That’s because a dramatically different racetrack will greet Bowyer and the NASCAR Cup Series drivers when they begin practice Friday.
The track and pit lane underwent a complete repave since the series last visited in November, and turns one and two were re-profiled, altering the configuration of the oval after its second full repave since it opened in 1997. The first time occurred in the summer of 2001 as the speedway had the racing surface repaved with a granite-based asphalt compound from the original limestone-based asphalt.
All racecar drivers dread repaved racetracks. It dramatically increases grip, which usually limits racing to a single groove that makes passing difficult.

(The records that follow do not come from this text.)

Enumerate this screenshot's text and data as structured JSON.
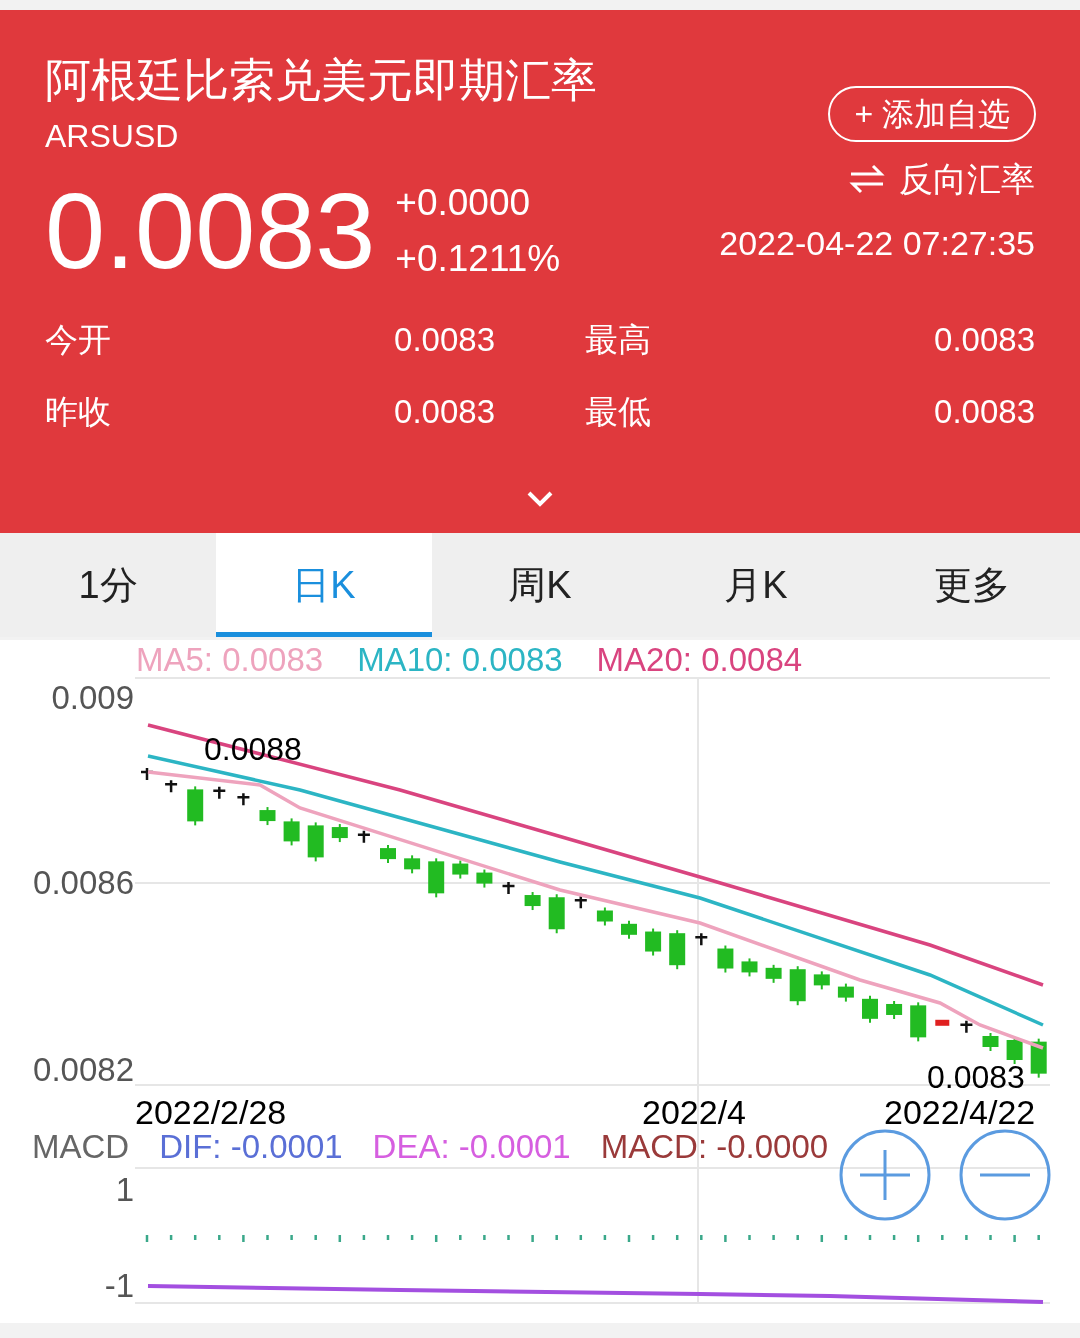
{
  "header": {
    "title": "阿根廷比索兑美元即期汇率",
    "code": "ARSUSD",
    "price": "0.0083",
    "change": "+0.0000",
    "change_pct": "+0.1211%",
    "add_button": "+ 添加自选",
    "reverse_link": "反向汇率",
    "time": "2022-04-22 07:27:35",
    "stats": [
      {
        "label": "今开",
        "value": "0.0083"
      },
      {
        "label": "最高",
        "value": "0.0083"
      },
      {
        "label": "昨收",
        "value": "0.0083"
      },
      {
        "label": "最低",
        "value": "0.0083"
      }
    ]
  },
  "tabs": [
    {
      "label": "1分",
      "selected": false
    },
    {
      "label": "日K",
      "selected": true
    },
    {
      "label": "周K",
      "selected": false
    },
    {
      "label": "月K",
      "selected": false
    },
    {
      "label": "更多",
      "selected": false
    }
  ],
  "chart": {
    "legend": [
      {
        "text": "MA5: 0.0083",
        "color": "#eea3bd"
      },
      {
        "text": "MA10: 0.0083",
        "color": "#2cb5c4"
      },
      {
        "text": "MA20: 0.0084",
        "color": "#d9447f"
      }
    ],
    "y_labels": [
      "0.009",
      "0.0086",
      "0.0082"
    ],
    "high_label": "0.0088",
    "low_label": "0.0083",
    "x_labels": [
      "2022/2/28",
      "2022/4",
      "2022/4/22"
    ]
  },
  "macd": {
    "title": "MACD",
    "legend": [
      {
        "text": "DIF: -0.0001",
        "color": "#5a6fd6"
      },
      {
        "text": "DEA: -0.0001",
        "color": "#d65fe0"
      },
      {
        "text": "MACD: -0.0000",
        "color": "#9a3a3a"
      }
    ],
    "y_labels": [
      "1",
      "-1"
    ]
  }
}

“I’m not a fan of repaves,” Bowyer said. “It’s disappointing for everybody, including the tracks, but it was time. Tracks are like a bottle of wine in that they age really well. But, at some point, you pop the cork and drink the wine. After you drink it, the bottle is empty and it’s time for something new.”

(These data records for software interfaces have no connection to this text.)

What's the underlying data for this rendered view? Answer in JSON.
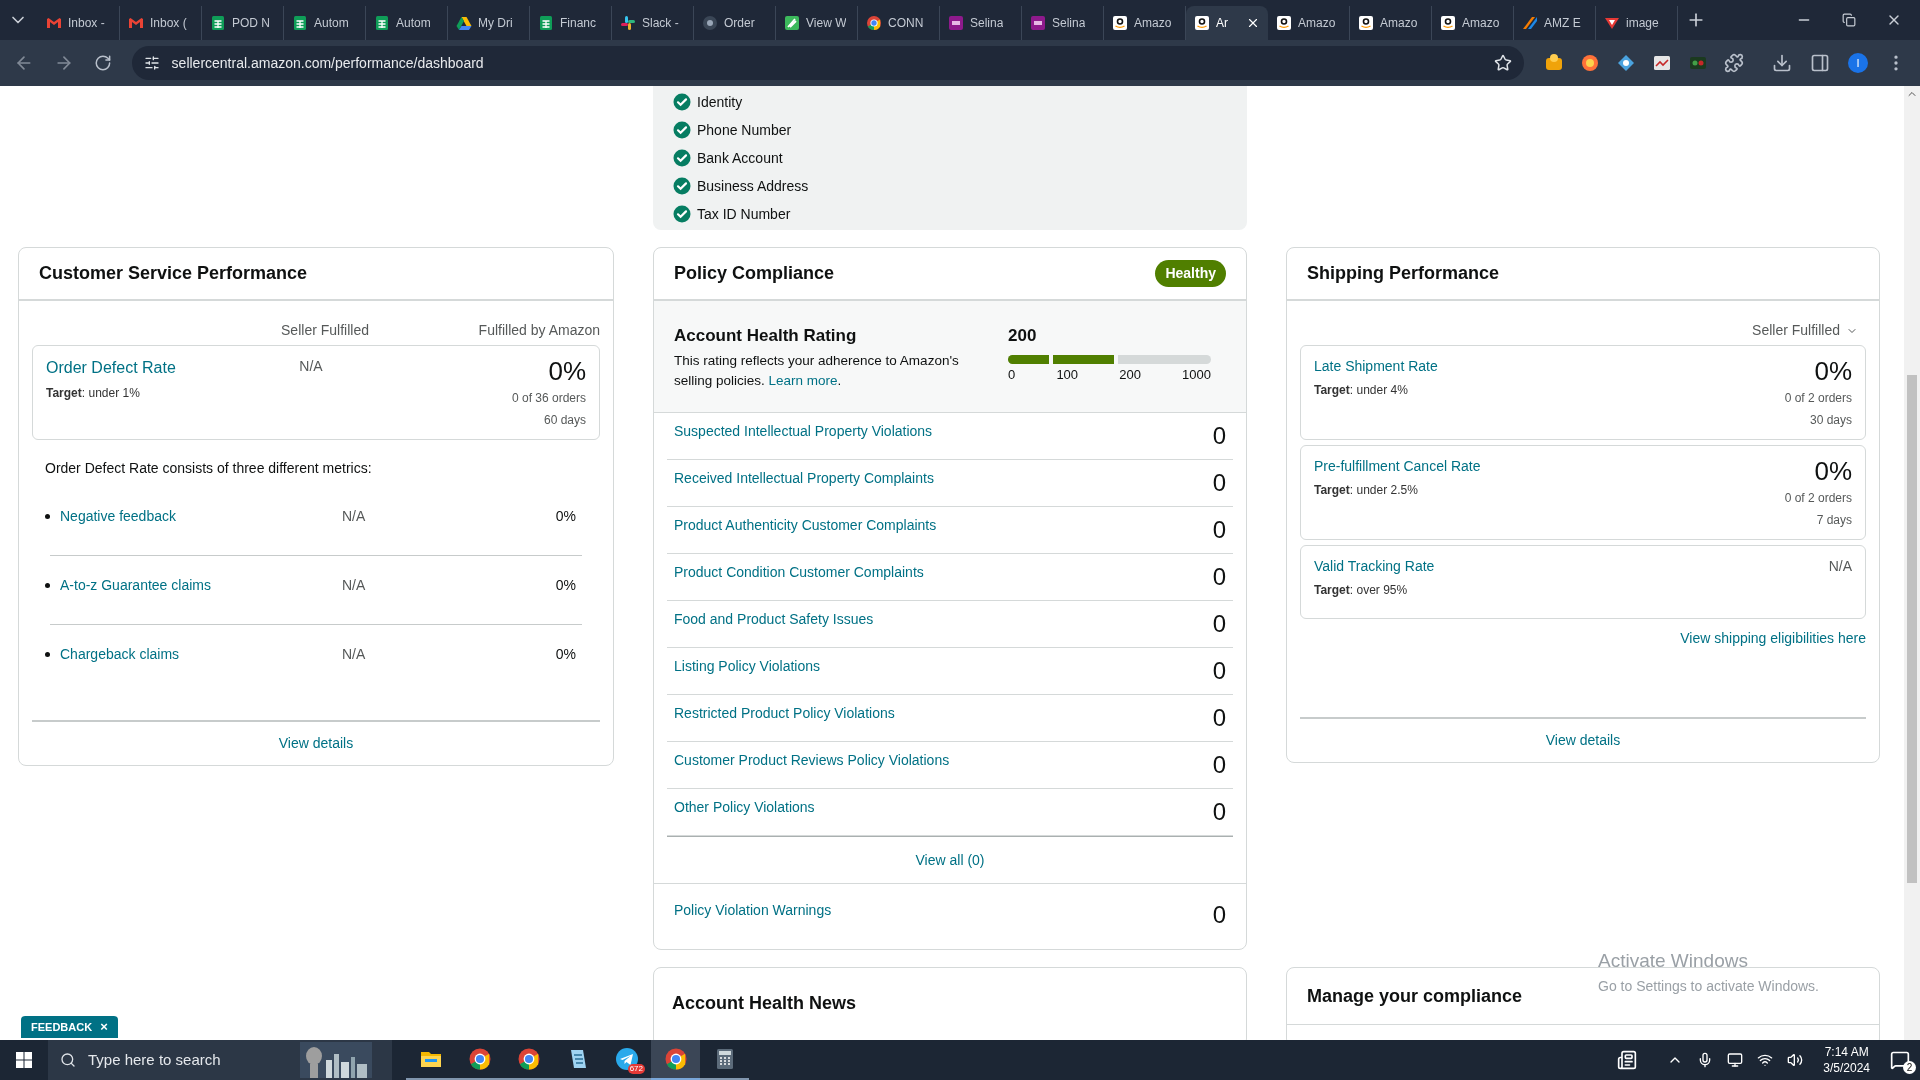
{
  "browser": {
    "tabs": [
      {
        "label": "Inbox -",
        "kind": "mail",
        "selected": false
      },
      {
        "label": "Inbox (",
        "kind": "mail",
        "selected": false
      },
      {
        "label": "POD N",
        "kind": "sheet",
        "selected": false
      },
      {
        "label": "Autom",
        "kind": "sheet",
        "selected": false
      },
      {
        "label": "Autom",
        "kind": "sheet",
        "selected": false
      },
      {
        "label": "My Dri",
        "kind": "drive",
        "selected": false
      },
      {
        "label": "Financ",
        "kind": "sheet",
        "selected": false
      },
      {
        "label": "Slack -",
        "kind": "slack",
        "selected": false
      },
      {
        "label": "Order",
        "kind": "disc",
        "selected": false
      },
      {
        "label": "View W",
        "kind": "leaf",
        "selected": false
      },
      {
        "label": "CONN",
        "kind": "chrome",
        "selected": false
      },
      {
        "label": "Selina",
        "kind": "tile",
        "selected": false
      },
      {
        "label": "Selina",
        "kind": "tile",
        "selected": false
      },
      {
        "label": "Amazo",
        "kind": "smile",
        "selected": false
      },
      {
        "label": "Ar",
        "kind": "smile",
        "selected": true
      },
      {
        "label": "Amazo",
        "kind": "smile",
        "selected": false
      },
      {
        "label": "Amazo",
        "kind": "smile",
        "selected": false
      },
      {
        "label": "Amazo",
        "kind": "smile",
        "selected": false
      },
      {
        "label": "AMZ E",
        "kind": "stripe",
        "selected": false
      },
      {
        "label": "image",
        "kind": "triangle",
        "selected": false
      }
    ],
    "url": "sellercentral.amazon.com/performance/dashboard",
    "profile": "I"
  },
  "verification": {
    "items": [
      {
        "label": "Identity",
        "checked": true
      },
      {
        "label": "Phone Number",
        "checked": true
      },
      {
        "label": "Bank Account",
        "checked": true
      },
      {
        "label": "Business Address",
        "checked": true
      },
      {
        "label": "Tax ID Number",
        "checked": true
      }
    ]
  },
  "customer_service": {
    "title": "Customer Service Performance",
    "columns": [
      "Seller Fulfilled",
      "Fulfilled by Amazon"
    ],
    "odr": {
      "name": "Order Defect Rate",
      "target": "**Target**: under 1%",
      "seller": "N/A",
      "fba": "0%",
      "orders": "0 of 36 orders",
      "period": "60 days"
    },
    "intro": "Order Defect Rate consists of three different metrics:",
    "metrics": [
      {
        "name": "Negative feedback",
        "seller": "N/A",
        "fba": "0%"
      },
      {
        "name": "A-to-z Guarantee claims",
        "seller": "N/A",
        "fba": "0%"
      },
      {
        "name": "Chargeback claims",
        "seller": "N/A",
        "fba": "0%"
      }
    ],
    "view_details": "View details"
  },
  "policy": {
    "title": "Policy Compliance",
    "status": "Healthy",
    "rating": {
      "title": "Account Health Rating",
      "description": "This rating reflects your adherence to Amazon's selling policies.",
      "link": "Learn more",
      "after_link": ".",
      "score": "200",
      "level": 0.52,
      "ticks": [
        "0",
        "100",
        "200",
        "1000"
      ]
    },
    "violations": [
      {
        "name": "Suspected Intellectual Property Violations",
        "count": "0"
      },
      {
        "name": "Received Intellectual Property Complaints",
        "count": "0"
      },
      {
        "name": "Product Authenticity Customer Complaints",
        "count": "0"
      },
      {
        "name": "Product Condition Customer Complaints",
        "count": "0"
      },
      {
        "name": "Food and Product Safety Issues",
        "count": "0"
      },
      {
        "name": "Listing Policy Violations",
        "count": "0"
      },
      {
        "name": "Restricted Product Policy Violations",
        "count": "0"
      },
      {
        "name": "Customer Product Reviews Policy Violations",
        "count": "0"
      },
      {
        "name": "Other Policy Violations",
        "count": "0"
      }
    ],
    "view_all": "View all (0)",
    "warnings": {
      "name": "Policy Violation Warnings",
      "count": "0"
    }
  },
  "shipping": {
    "title": "Shipping Performance",
    "filter": "Seller Fulfilled",
    "metrics": [
      {
        "name": "Late Shipment Rate",
        "target": "**Target**: under 4%",
        "value": "0%",
        "orders": "0 of 2 orders",
        "period": "30 days"
      },
      {
        "name": "Pre-fulfillment Cancel Rate",
        "target": "**Target**: under 2.5%",
        "value": "0%",
        "orders": "0 of 2 orders",
        "period": "7 days"
      },
      {
        "name": "Valid Tracking Rate",
        "target": "**Target**: over 95%",
        "value": "N/A"
      }
    ],
    "link": "View shipping eligibilities here",
    "view_details": "View details"
  },
  "news": {
    "title": "Account Health News"
  },
  "compliance": {
    "title": "Manage your compliance"
  },
  "feedback": {
    "label": "FEEDBACK",
    "close": "×"
  },
  "activation": {
    "title": "Activate Windows",
    "subtitle": "Go to Settings to activate Windows."
  },
  "taskbar": {
    "search_placeholder": "Type here to search",
    "apps": [
      {
        "kind": "folder",
        "selected": false
      },
      {
        "kind": "chrome",
        "selected": false
      },
      {
        "kind": "chrome",
        "selected": false
      },
      {
        "kind": "notepad",
        "selected": false
      },
      {
        "kind": "plane",
        "selected": false,
        "badge": "672"
      },
      {
        "kind": "chrome",
        "selected": true
      },
      {
        "kind": "calculator",
        "selected": false
      }
    ],
    "time": "7:14 AM",
    "date": "3/5/2024",
    "notifications": "2"
  }
}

One of the reasons for the Texas repaving project was the result of unusually lengthy rain delays that plagued all three NASCAR and IndyCar Series race weekends last year. The aging racing surface made it difficult to dry the track in a timely fashion.
Bowyer applauded Texas track officials.

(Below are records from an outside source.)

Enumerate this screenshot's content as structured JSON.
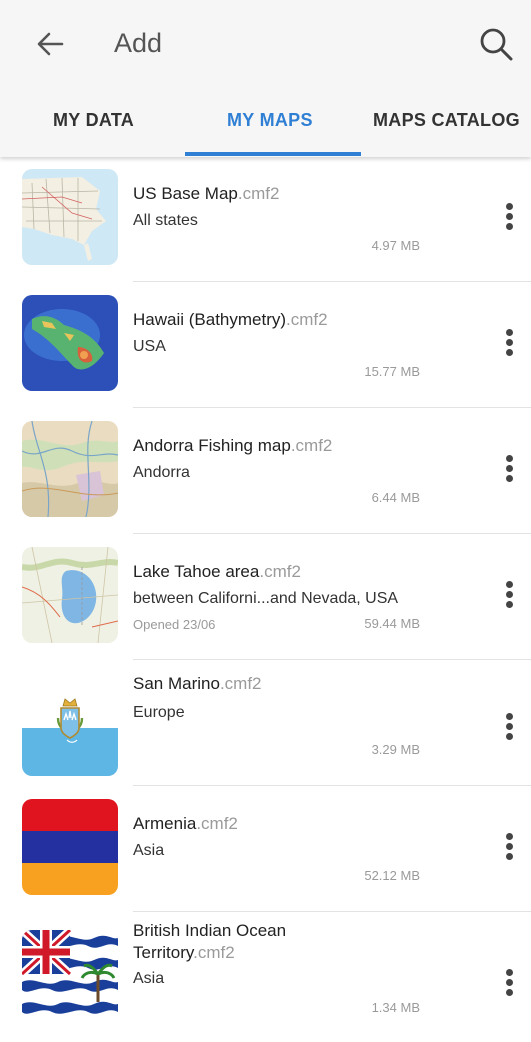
{
  "header": {
    "title": "Add",
    "back_icon": "arrow-left-icon",
    "search_icon": "search-icon"
  },
  "tabs": [
    {
      "label": "MY DATA",
      "active": false
    },
    {
      "label": "MY MAPS",
      "active": true
    },
    {
      "label": "MAPS CATALOG",
      "active": false
    }
  ],
  "colors": {
    "accent": "#2f7fd4"
  },
  "maps": [
    {
      "name": "US Base Map",
      "ext": ".cmf2",
      "subtitle": "All states",
      "opened": "",
      "size": "4.97 MB",
      "thumb": "us-base-map-thumbnail"
    },
    {
      "name": "Hawaii (Bathymetry)",
      "ext": ".cmf2",
      "subtitle": "USA",
      "opened": "",
      "size": "15.77 MB",
      "thumb": "hawaii-bathymetry-thumbnail"
    },
    {
      "name": "Andorra Fishing map",
      "ext": ".cmf2",
      "subtitle": "Andorra",
      "opened": "",
      "size": "6.44 MB",
      "thumb": "andorra-map-thumbnail"
    },
    {
      "name": "Lake Tahoe area",
      "ext": ".cmf2",
      "subtitle": "between Californi...and Nevada, USA",
      "opened": "Opened 23/06",
      "size": "59.44 MB",
      "thumb": "lake-tahoe-map-thumbnail"
    },
    {
      "name": "San Marino",
      "ext": ".cmf2",
      "subtitle": "Europe",
      "opened": "",
      "size": "3.29 MB",
      "thumb": "san-marino-flag"
    },
    {
      "name": "Armenia",
      "ext": ".cmf2",
      "subtitle": "Asia",
      "opened": "",
      "size": "52.12 MB",
      "thumb": "armenia-flag"
    },
    {
      "name_line1": "British Indian Ocean",
      "name_line2": "Territory",
      "ext": ".cmf2",
      "subtitle": "Asia",
      "opened": "",
      "size": "1.34 MB",
      "thumb": "british-indian-ocean-territory-flag"
    }
  ]
}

“I remember being down there last year and thinking we might not get a chance to race on this track,” he said. “They kept pumping, but the water kept seeping up through the cracks and crevices in the racetrack. You can’t have that. You can’t have fans camped out in the infield waiting on something to happen while the sun is out and we can’t get on the track.”
The re-profiling of the speedway reduced the banking in turns one and two by four degrees, decreasing it to 20 degrees. That change added additional racing surface with the width expanding from 60 to 80 feet in that section of the track. The result is a more unique and challenging layout than the previous symmetrical layout of 24 degrees in each turn and racing surface width of 60 feet in those turns.
The changes will prompt a new strategy for Bowyer and his crew chief Mike Bugarewicz-led team that arrives at Texas eighth in the standings as it rides a streak of five consecutive top-13 finishes, including three top-10s.
“In years past, it’s been tire management and finding a groove where you can work, but I really do think that will be all thrown out the window,” Bowyer said. “Now, you will probably need to find the shortest way around the track, which means riding around the bottom will be the fastest way around.”
CLINT BOWYER, Driver of the No. 14 Haas Automation Fusion for Stewart-Haas Racing:
What are the new secrets to success on the newly repaved Texas Motor Speedway?
“For Texas it’s all about having the sheer speed. On those 1.5-mile tracks, you have to have a car that unloads fast. You can be a little bit tight or a little bit loose but, if that car isn’t making grip, making downforce and having the speed on the racetrack, then you are going to struggle. Unloading a fast hot rod right off the truck is going to be so important because you are going to have to qualify well and have that track position to be a contender.”
- Mike Zizzo
Director of Media Relations
Texas Motor Speedway